┌──

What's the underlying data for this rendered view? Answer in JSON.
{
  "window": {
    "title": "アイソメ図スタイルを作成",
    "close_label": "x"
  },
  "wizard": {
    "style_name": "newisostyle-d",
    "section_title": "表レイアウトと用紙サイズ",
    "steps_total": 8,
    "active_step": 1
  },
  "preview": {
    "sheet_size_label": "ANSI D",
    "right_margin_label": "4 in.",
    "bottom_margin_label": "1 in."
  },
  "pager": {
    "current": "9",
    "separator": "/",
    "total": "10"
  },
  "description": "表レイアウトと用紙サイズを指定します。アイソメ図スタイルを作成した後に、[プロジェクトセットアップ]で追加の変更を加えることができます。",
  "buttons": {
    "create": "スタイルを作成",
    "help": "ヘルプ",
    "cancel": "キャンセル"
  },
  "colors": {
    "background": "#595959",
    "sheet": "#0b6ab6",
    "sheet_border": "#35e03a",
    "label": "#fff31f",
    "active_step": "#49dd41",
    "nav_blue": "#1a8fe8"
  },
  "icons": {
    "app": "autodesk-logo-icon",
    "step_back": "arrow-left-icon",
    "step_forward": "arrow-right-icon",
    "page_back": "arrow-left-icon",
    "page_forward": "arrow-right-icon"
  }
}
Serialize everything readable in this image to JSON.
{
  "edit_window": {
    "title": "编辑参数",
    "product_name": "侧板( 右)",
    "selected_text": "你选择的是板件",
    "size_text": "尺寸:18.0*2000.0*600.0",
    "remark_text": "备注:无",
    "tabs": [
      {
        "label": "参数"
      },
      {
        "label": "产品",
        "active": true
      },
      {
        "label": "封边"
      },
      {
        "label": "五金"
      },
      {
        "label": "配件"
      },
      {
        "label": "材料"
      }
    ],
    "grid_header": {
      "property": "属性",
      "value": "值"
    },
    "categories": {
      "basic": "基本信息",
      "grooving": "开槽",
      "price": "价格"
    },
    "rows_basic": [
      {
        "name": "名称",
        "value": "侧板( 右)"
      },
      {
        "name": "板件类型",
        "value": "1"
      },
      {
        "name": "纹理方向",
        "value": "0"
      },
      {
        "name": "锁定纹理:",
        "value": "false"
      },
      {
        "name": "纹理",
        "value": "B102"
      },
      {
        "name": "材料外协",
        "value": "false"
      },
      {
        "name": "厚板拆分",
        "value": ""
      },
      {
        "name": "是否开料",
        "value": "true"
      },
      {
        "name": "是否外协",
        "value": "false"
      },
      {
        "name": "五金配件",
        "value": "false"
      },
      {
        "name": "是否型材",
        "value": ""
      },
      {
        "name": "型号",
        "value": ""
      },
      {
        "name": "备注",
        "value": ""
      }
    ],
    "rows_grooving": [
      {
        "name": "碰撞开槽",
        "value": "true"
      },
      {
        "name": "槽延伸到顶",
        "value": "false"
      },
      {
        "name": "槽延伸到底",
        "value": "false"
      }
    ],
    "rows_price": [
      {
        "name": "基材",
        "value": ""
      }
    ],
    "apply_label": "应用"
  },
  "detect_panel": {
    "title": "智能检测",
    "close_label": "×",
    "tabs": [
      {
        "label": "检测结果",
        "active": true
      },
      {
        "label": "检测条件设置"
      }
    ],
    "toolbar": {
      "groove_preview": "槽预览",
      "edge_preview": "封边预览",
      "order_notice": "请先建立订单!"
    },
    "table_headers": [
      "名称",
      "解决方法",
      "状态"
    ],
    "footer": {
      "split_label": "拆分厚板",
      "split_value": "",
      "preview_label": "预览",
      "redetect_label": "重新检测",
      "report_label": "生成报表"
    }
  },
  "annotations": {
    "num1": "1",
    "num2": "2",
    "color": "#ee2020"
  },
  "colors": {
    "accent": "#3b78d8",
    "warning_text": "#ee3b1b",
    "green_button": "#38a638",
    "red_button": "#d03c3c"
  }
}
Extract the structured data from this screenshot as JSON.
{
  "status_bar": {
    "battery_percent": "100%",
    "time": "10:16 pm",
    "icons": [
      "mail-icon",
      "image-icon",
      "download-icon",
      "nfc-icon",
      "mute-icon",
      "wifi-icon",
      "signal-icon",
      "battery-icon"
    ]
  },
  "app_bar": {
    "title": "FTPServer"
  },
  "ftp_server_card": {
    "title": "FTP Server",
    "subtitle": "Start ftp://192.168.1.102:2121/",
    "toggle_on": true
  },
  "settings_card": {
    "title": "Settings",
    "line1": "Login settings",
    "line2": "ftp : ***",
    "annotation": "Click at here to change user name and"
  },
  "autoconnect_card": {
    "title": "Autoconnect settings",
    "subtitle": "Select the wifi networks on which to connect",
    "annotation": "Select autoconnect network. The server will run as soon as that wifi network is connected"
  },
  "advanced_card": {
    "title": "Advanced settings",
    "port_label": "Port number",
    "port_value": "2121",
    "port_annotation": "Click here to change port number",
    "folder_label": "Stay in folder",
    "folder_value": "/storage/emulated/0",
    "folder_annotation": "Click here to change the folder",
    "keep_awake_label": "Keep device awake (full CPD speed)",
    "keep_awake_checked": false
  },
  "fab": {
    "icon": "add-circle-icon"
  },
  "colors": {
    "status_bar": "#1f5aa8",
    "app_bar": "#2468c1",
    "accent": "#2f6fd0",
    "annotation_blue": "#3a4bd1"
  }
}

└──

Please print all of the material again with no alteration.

# COMPLETED TASK
What's the underlying data for this rendered view? Answer in JSON.
{
  "window": {
    "title": "アイソメ図スタイルを作成",
    "close_label": "x"
  },
  "wizard": {
    "style_name": "newisostyle-d",
    "section_title": "表レイアウトと用紙サイズ",
    "steps_total": 8,
    "active_step": 1
  },
  "preview": {
    "sheet_size_label": "ANSI D",
    "right_margin_label": "4 in.",
    "bottom_margin_label": "1 in."
  },
  "pager": {
    "current": "9",
    "separator": "/",
    "total": "10"
  },
  "description": "表レイアウトと用紙サイズを指定します。アイソメ図スタイルを作成した後に、[プロジェクトセットアップ]で追加の変更を加えることができます。",
  "buttons": {
    "create": "スタイルを作成",
    "help": "ヘルプ",
    "cancel": "キャンセル"
  },
  "colors": {
    "background": "#595959",
    "sheet": "#0b6ab6",
    "sheet_border": "#35e03a",
    "label": "#fff31f",
    "active_step": "#49dd41",
    "nav_blue": "#1a8fe8"
  },
  "icons": {
    "app": "autodesk-logo-icon",
    "step_back": "arrow-left-icon",
    "step_forward": "arrow-right-icon",
    "page_back": "arrow-left-icon",
    "page_forward": "arrow-right-icon"
  }
}
Serialize everything readable in this image to JSON.
{
  "edit_window": {
    "title": "编辑参数",
    "product_name": "侧板( 右)",
    "selected_text": "你选择的是板件",
    "size_text": "尺寸:18.0*2000.0*600.0",
    "remark_text": "备注:无",
    "tabs": [
      {
        "label": "参数"
      },
      {
        "label": "产品",
        "active": true
      },
      {
        "label": "封边"
      },
      {
        "label": "五金"
      },
      {
        "label": "配件"
      },
      {
        "label": "材料"
      }
    ],
    "grid_header": {
      "property": "属性",
      "value": "值"
    },
    "categories": {
      "basic": "基本信息",
      "grooving": "开槽",
      "price": "价格"
    },
    "rows_basic": [
      {
        "name": "名称",
        "value": "侧板( 右)"
      },
      {
        "name": "板件类型",
        "value": "1"
      },
      {
        "name": "纹理方向",
        "value": "0"
      },
      {
        "name": "锁定纹理:",
        "value": "false"
      },
      {
        "name": "纹理",
        "value": "B102"
      },
      {
        "name": "材料外协",
        "value": "false"
      },
      {
        "name": "厚板拆分",
        "value": ""
      },
      {
        "name": "是否开料",
        "value": "true"
      },
      {
        "name": "是否外协",
        "value": "false"
      },
      {
        "name": "五金配件",
        "value": "false"
      },
      {
        "name": "是否型材",
        "value": ""
      },
      {
        "name": "型号",
        "value": ""
      },
      {
        "name": "备注",
        "value": ""
      }
    ],
    "rows_grooving": [
      {
        "name": "碰撞开槽",
        "value": "true"
      },
      {
        "name": "槽延伸到顶",
        "value": "false"
      },
      {
        "name": "槽延伸到底",
        "value": "false"
      }
    ],
    "rows_price": [
      {
        "name": "基材",
        "value": ""
      }
    ],
    "apply_label": "应用"
  },
  "detect_panel": {
    "title": "智能检测",
    "close_label": "×",
    "tabs": [
      {
        "label": "检测结果",
        "active": true
      },
      {
        "label": "检测条件设置"
      }
    ],
    "toolbar": {
      "groove_preview": "槽预览",
      "edge_preview": "封边预览",
      "order_notice": "请先建立订单!"
    },
    "table_headers": [
      "名称",
      "解决方法",
      "状态"
    ],
    "footer": {
      "split_label": "拆分厚板",
      "split_value": "",
      "preview_label": "预览",
      "redetect_label": "重新检测",
      "report_label": "生成报表"
    }
  },
  "annotations": {
    "num1": "1",
    "num2": "2",
    "color": "#ee2020"
  },
  "colors": {
    "accent": "#3b78d8",
    "warning_text": "#ee3b1b",
    "green_button": "#38a638",
    "red_button": "#d03c3c"
  }
}
Extract the structured data from this screenshot as JSON.
{
  "status_bar": {
    "battery_percent": "100%",
    "time": "10:16 pm",
    "icons": [
      "mail-icon",
      "image-icon",
      "download-icon",
      "nfc-icon",
      "mute-icon",
      "wifi-icon",
      "signal-icon",
      "battery-icon"
    ]
  },
  "app_bar": {
    "title": "FTPServer"
  },
  "ftp_server_card": {
    "title": "FTP Server",
    "subtitle": "Start ftp://192.168.1.102:2121/",
    "toggle_on": true
  },
  "settings_card": {
    "title": "Settings",
    "line1": "Login settings",
    "line2": "ftp : ***",
    "annotation": "Click at here to change user name and"
  },
  "autoconnect_card": {
    "title": "Autoconnect settings",
    "subtitle": "Select the wifi networks on which to connect",
    "annotation": "Select autoconnect network. The server will run as soon as that wifi network is connected"
  },
  "advanced_card": {
    "title": "Advanced settings",
    "port_label": "Port number",
    "port_value": "2121",
    "port_annotation": "Click here to change port number",
    "folder_label": "Stay in folder",
    "folder_value": "/storage/emulated/0",
    "folder_annotation": "Click here to change the folder",
    "keep_awake_label": "Keep device awake (full CPD speed)",
    "keep_awake_checked": false
  },
  "fab": {
    "icon": "add-circle-icon"
  },
  "colors": {
    "status_bar": "#1f5aa8",
    "app_bar": "#2468c1",
    "accent": "#2f6fd0",
    "annotation_blue": "#3a4bd1"
  }
}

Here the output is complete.